» Problem details: If a line in the entries below includes "from", pick it out and copy it.

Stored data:

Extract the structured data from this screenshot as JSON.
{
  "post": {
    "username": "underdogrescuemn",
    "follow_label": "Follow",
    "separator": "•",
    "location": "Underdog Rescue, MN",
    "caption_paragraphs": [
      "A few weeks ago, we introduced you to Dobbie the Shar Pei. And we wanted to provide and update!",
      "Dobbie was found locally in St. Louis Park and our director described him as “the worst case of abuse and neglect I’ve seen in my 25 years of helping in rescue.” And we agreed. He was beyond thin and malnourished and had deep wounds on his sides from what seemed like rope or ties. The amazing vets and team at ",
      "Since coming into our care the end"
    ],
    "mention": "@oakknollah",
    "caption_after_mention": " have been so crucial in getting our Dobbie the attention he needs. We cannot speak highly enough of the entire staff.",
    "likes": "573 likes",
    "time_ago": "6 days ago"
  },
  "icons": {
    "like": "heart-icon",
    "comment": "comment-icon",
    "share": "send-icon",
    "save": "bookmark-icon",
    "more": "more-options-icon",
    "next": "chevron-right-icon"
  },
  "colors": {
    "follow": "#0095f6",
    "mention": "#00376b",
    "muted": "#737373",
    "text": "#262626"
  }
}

» Final answer:
Extract the structured data from this screenshot as JSON.
      "Dobbie was found locally in St. Louis Park and our director described him as “the worst case of abuse and neglect I’ve seen in my 25 years of helping in rescue.” And we agreed. He was beyond thin and malnourished and had deep wounds on his sides from what seemed like rope or ties. The amazing vets and team at ",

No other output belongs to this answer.